A delivery driver was convicted Friday in what's believed to be the Islamic State terror group’s first-ever plot to kill American military personnel on British soil.
A jury at London's Kingston Crown Court found Junead Khan guilty of preparing an act of terrorism. The 25-year-old's work for a pharmaceutical firm took him past several U.S. air bases in eastern England, and prosecutors said he discussed ways of targeting the facilities with an ISIS militant in Syria.
Khan, who had stolen a U.S. flag and a Union Jack, also ordered a large hunting knife online that looked similar to the one used by notorious ISIS executioner “Jihadi John” and downloaded instructions on how to make a bomb, the Kingston Crown Court was told, according to The Telegraph.
“What he was going to do, was take a knife, probably take the flags with him, without a doubt the pressure cooker bomb, he would have crashed in to a military vehicle somewhere in the east of England, which contained a U.S. soldier, would have then attacked that soldier in what he described as a Lee Rigby style attack with a knife,” said Dean Haydon, head of the Metropolitan Police’s counter-terrorism unit.
Rigby was a British soldier whom two Al Qaeda-inspired attackers stabbed to death in 2013.
“If the police had intervened either before during or after the attack on the U.S. soldier, he would have detonated the bomb and committed suicide,” Haydon added.
Prosecutors said Khan, who was arrested in July, had exchanged online messages with a man calling himself Abu Hussain. They discussed attacking military personnel after faking a road accident.
They said Abu Hussain was British-born militant Junaid Hussain, who was killed in a U.S. drone strike in the ISIS stronghold of Raqqa last year.
In one exchange, Khan told Hussain he had seen some soldiers driving, "but I had nothing on me or wouldve (sic) got into an accident with them and made them get out the car."
Hussain replied: "That's what the brother done with Lee Rigby."
When police raided Khan's home, they found an ISIS-style black flag and a laptop containing an article from an Al Qaeda magazine entitled "Make a bomb in the kitchen of your mom."
Khan and his 23-year-old uncle, Shazib Khan, were also convicted of preparing to join ISIS militants in Syria. But in May of last year, Khan changed his mind and began plotting an attack in the U.K., The Telegraph reports.

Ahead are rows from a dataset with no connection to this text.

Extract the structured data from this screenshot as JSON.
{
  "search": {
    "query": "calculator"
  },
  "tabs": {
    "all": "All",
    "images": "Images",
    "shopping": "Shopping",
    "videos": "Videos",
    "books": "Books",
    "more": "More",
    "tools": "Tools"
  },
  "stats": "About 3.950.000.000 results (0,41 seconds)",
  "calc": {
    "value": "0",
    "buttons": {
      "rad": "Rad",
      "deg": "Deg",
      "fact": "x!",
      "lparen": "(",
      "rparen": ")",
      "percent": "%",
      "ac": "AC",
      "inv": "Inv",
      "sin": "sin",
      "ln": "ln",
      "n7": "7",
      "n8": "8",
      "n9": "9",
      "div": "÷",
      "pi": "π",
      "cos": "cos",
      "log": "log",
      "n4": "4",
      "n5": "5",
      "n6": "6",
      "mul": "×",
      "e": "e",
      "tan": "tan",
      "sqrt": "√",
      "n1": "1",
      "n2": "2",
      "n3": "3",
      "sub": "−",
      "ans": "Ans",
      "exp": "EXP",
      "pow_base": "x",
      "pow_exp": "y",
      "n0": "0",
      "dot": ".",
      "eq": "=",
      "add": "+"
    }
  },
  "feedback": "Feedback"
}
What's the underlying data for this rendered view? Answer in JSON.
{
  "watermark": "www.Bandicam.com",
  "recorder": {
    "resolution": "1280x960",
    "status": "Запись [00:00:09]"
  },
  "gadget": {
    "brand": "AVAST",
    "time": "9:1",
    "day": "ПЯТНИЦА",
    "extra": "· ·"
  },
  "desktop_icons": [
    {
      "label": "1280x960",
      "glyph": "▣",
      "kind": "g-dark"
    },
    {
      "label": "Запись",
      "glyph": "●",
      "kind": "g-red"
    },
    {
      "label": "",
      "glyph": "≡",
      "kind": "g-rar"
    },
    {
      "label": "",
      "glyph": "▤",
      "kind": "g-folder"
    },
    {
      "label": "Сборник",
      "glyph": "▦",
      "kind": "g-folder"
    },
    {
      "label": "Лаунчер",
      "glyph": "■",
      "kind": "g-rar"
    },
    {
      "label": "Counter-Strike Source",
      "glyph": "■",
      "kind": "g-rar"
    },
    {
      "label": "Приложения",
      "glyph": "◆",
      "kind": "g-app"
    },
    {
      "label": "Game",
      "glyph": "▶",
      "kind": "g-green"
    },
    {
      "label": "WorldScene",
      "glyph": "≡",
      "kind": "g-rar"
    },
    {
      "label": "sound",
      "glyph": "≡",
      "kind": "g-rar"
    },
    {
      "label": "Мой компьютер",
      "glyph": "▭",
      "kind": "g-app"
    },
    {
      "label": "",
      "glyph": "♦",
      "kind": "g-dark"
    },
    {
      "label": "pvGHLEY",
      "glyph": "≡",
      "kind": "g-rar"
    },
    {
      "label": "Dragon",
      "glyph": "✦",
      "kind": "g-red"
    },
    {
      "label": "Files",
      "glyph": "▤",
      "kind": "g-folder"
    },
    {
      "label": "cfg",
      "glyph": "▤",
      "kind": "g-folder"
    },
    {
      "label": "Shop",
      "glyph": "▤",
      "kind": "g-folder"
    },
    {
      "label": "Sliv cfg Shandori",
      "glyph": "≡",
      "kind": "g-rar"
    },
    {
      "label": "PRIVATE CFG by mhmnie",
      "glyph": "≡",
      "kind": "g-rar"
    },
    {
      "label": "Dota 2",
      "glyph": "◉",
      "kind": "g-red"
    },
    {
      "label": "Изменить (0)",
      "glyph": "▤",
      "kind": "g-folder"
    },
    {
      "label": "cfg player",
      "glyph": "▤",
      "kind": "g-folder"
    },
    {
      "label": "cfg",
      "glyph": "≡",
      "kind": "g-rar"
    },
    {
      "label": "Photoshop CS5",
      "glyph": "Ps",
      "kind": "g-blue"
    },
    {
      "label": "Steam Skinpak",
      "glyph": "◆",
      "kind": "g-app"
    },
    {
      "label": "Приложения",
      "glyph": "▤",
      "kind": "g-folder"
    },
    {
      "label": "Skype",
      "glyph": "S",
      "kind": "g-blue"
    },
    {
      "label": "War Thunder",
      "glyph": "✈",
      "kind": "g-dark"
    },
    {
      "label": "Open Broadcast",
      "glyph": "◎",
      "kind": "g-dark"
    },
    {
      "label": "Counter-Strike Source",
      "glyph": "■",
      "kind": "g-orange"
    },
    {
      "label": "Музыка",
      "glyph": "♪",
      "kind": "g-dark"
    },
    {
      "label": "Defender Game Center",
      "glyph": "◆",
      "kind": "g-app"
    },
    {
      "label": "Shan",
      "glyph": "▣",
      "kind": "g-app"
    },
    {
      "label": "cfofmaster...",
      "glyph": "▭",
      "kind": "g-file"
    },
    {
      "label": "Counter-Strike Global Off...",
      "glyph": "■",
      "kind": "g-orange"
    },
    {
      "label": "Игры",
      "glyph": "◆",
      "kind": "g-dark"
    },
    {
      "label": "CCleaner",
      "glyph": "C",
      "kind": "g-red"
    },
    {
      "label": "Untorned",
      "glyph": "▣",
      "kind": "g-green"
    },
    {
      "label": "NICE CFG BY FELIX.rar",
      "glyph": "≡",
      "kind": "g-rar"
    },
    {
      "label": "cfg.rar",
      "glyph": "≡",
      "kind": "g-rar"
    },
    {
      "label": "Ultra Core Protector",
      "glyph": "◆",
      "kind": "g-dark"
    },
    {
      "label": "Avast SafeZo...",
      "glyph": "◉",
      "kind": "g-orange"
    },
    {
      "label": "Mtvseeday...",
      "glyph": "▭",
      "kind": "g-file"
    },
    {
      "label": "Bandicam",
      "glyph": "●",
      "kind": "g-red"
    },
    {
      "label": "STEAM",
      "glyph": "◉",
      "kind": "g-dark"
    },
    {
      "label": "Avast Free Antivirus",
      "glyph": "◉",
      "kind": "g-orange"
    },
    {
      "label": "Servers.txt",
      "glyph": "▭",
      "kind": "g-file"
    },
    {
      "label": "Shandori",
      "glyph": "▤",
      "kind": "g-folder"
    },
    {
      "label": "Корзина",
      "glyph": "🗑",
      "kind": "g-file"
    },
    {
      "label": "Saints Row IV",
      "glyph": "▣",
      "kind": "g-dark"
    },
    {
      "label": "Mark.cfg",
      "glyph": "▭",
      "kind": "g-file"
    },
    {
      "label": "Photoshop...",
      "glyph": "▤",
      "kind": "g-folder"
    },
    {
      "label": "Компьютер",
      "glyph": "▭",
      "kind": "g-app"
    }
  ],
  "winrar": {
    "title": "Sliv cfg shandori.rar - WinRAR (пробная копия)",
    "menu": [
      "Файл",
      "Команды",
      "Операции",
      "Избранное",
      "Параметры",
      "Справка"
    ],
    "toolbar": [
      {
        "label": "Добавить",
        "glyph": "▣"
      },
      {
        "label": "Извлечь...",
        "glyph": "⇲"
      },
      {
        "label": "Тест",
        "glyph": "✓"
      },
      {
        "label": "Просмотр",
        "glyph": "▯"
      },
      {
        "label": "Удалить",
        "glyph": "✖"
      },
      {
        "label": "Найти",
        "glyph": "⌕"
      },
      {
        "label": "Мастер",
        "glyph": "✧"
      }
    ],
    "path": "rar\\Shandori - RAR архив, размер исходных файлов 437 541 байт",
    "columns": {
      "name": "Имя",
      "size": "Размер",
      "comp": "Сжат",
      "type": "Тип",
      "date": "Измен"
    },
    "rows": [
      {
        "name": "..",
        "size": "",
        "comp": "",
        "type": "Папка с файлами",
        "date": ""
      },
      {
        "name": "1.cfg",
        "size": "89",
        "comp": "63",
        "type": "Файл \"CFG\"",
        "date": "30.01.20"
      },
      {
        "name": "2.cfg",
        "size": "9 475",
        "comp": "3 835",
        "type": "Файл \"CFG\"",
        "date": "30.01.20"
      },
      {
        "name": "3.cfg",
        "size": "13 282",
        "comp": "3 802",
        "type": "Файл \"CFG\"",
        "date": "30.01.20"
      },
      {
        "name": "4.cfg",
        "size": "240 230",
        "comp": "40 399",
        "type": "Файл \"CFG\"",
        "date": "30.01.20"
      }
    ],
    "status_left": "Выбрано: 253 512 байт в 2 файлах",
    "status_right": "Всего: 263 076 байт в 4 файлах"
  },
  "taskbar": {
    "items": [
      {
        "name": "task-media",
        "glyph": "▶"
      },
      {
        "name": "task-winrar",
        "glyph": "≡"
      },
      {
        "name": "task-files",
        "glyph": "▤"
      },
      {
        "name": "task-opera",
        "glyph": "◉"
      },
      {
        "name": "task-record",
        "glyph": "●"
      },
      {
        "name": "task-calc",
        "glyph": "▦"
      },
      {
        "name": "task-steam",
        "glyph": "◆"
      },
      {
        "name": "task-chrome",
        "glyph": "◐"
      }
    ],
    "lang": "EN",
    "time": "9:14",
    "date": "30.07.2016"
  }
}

Both men will be sentenced May 13. Junead Khan faces a maximum sentence of life in prison.
The Associated Press contributed to this report.